Stored records

* * * * * * * * *

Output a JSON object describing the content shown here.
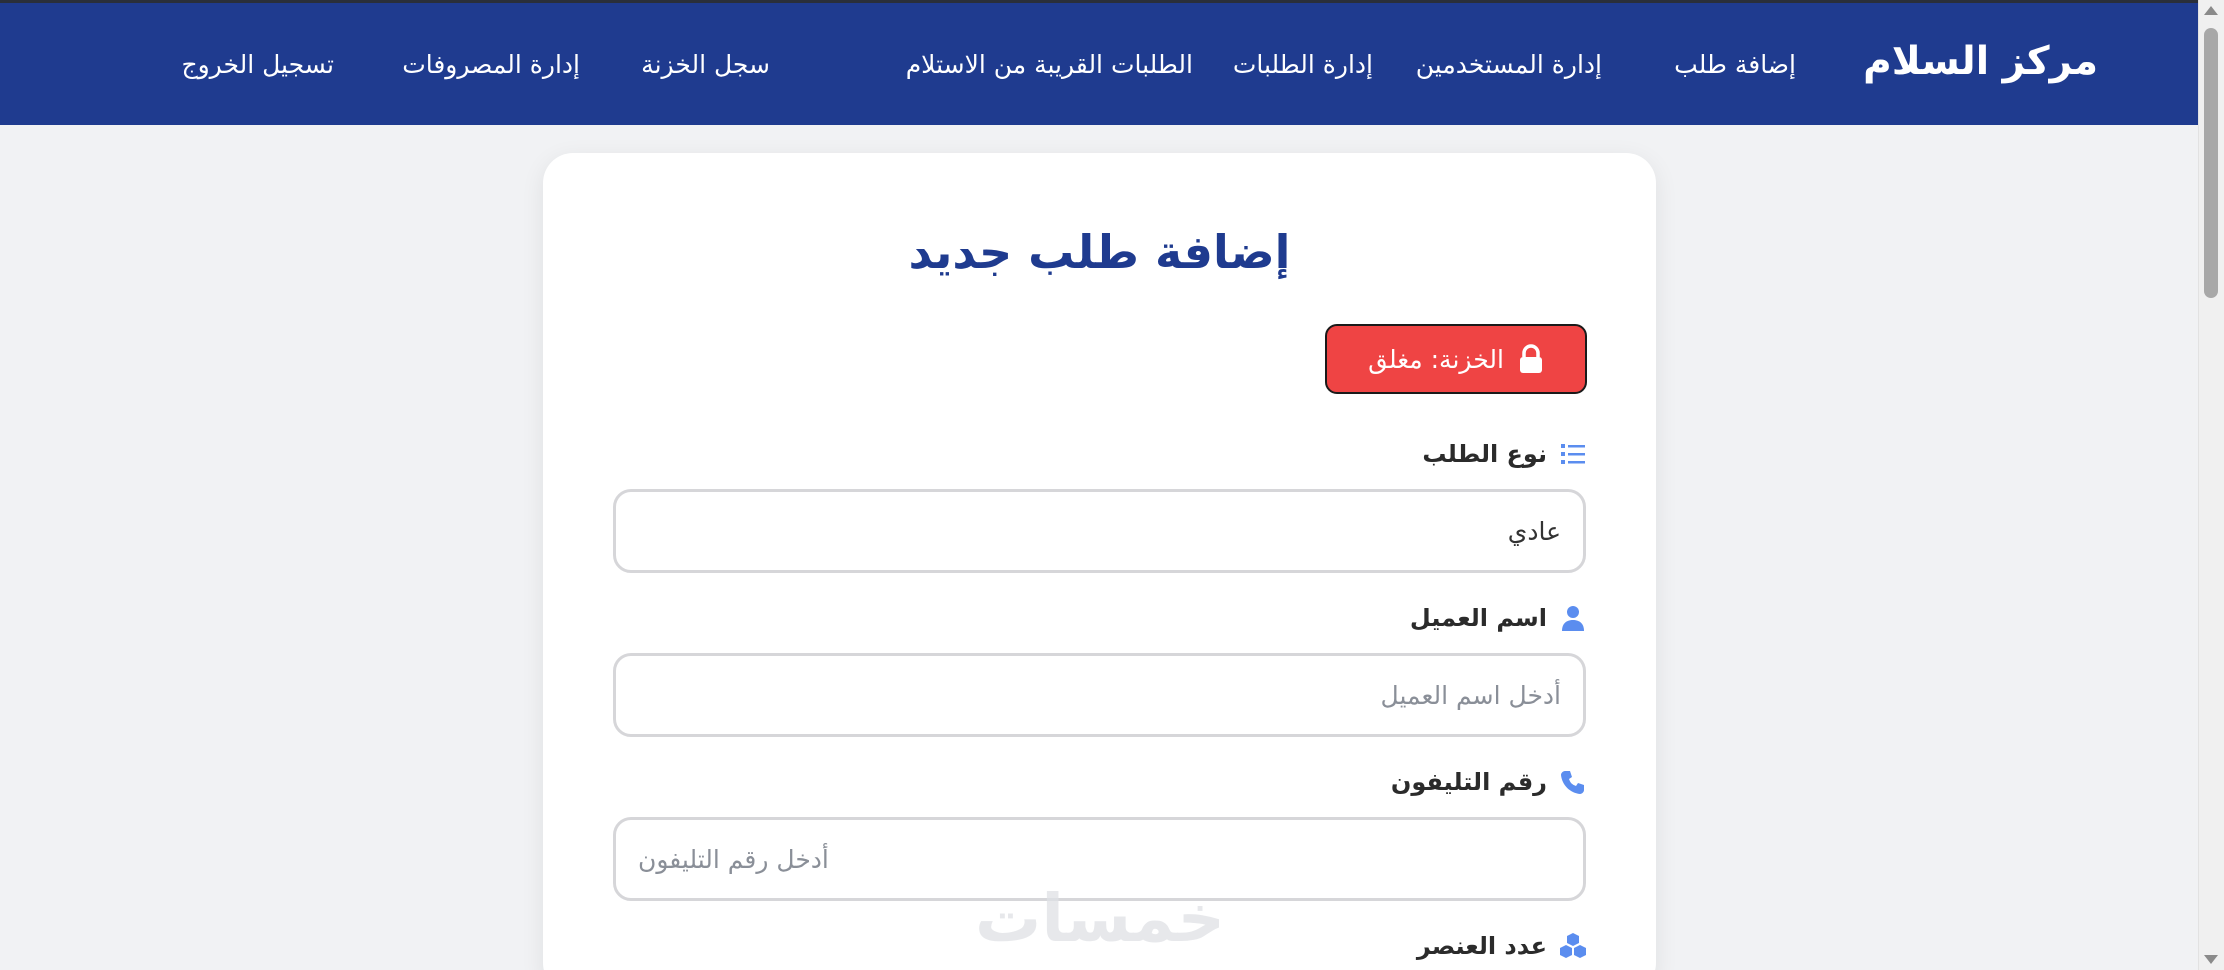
{
  "app": {
    "brand": "مركز السلام"
  },
  "nav": {
    "items": [
      {
        "label": "إضافة طلب"
      },
      {
        "label": "إدارة المستخدمين"
      },
      {
        "label": "إدارة الطلبات"
      },
      {
        "label": "الطلبات القريبة من الاستلام"
      },
      {
        "label": "سجل الخزنة"
      },
      {
        "label": "إدارة المصروفات"
      },
      {
        "label": "تسجيل الخروج"
      }
    ]
  },
  "page": {
    "title": "إضافة طلب جديد"
  },
  "safe_status": {
    "label": "الخزنة: مغلق",
    "icon": "lock-icon",
    "color": "#ef4444"
  },
  "form": {
    "order_type": {
      "label": "نوع الطلب",
      "icon": "list-icon",
      "value": "عادي"
    },
    "customer_name": {
      "label": "اسم العميل",
      "icon": "user-icon",
      "placeholder": "أدخل اسم العميل"
    },
    "phone": {
      "label": "رقم التليفون",
      "icon": "phone-icon",
      "placeholder": "أدخل رقم التليفون"
    },
    "item_count": {
      "label": "عدد العنصر",
      "icon": "cubes-icon"
    }
  },
  "watermark": {
    "text": "خمسات"
  },
  "colors": {
    "nav_bg": "#1f3b8f",
    "accent": "#1f3b8f",
    "icon_blue": "#5b8def",
    "badge_red": "#ef4444"
  }
}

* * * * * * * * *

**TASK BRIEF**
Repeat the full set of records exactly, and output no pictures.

**YOUR SOLUTION**
Output a JSON object describing the content shown here.
{
  "app": {
    "brand": "مركز السلام"
  },
  "nav": {
    "items": [
      {
        "label": "إضافة طلب"
      },
      {
        "label": "إدارة المستخدمين"
      },
      {
        "label": "إدارة الطلبات"
      },
      {
        "label": "الطلبات القريبة من الاستلام"
      },
      {
        "label": "سجل الخزنة"
      },
      {
        "label": "إدارة المصروفات"
      },
      {
        "label": "تسجيل الخروج"
      }
    ]
  },
  "page": {
    "title": "إضافة طلب جديد"
  },
  "safe_status": {
    "label": "الخزنة: مغلق",
    "icon": "lock-icon",
    "color": "#ef4444"
  },
  "form": {
    "order_type": {
      "label": "نوع الطلب",
      "icon": "list-icon",
      "value": "عادي"
    },
    "customer_name": {
      "label": "اسم العميل",
      "icon": "user-icon",
      "placeholder": "أدخل اسم العميل"
    },
    "phone": {
      "label": "رقم التليفون",
      "icon": "phone-icon",
      "placeholder": "أدخل رقم التليفون"
    },
    "item_count": {
      "label": "عدد العنصر",
      "icon": "cubes-icon"
    }
  },
  "watermark": {
    "text": "خمسات"
  },
  "colors": {
    "nav_bg": "#1f3b8f",
    "accent": "#1f3b8f",
    "icon_blue": "#5b8def",
    "badge_red": "#ef4444"
  }
}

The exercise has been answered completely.